Crossposted from Haaretz
A legal issue to be arbitrated in the Tel Aviv District Court this May raises a philosophical-artistic question that exceeds both the narrow boundaries of law books and the broader limits of the stage. Y., the victim of a gang rape on Kibbutz Shomrat in 1988 when she was 14, is suing playwright Edna Mazya, author of the play “Games in the Backyard,” with the claim that the work violates her legal right to privacy. Mazya’s play, which deals with the gang rape of a teenage girl in an unspecified community, was written in 1993 and mounted since at the Haifa Theater and dozens of theaters around the world. For the past three years, it has been performed again at the Cameri Theater in Tel Aviv.
This specific case is the focus of a legal battle, and a thorny one at that because — aside from the clash between an individual’s right to own her life story and an artist’s right to freedom of expression — the matter of rape is also at issue.

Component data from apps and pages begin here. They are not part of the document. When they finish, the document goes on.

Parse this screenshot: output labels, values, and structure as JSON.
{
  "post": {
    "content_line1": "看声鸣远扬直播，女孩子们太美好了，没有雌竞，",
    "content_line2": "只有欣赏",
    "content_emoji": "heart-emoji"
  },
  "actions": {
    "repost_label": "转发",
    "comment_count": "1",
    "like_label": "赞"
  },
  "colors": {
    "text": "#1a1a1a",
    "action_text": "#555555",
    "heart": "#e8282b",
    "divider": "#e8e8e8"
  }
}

In this case there are precedents for protecting a victim’s privacy, as evidenced in the release of only part of the recent court decision to convict former President Moshe Katsav of rape in order to shield the victims.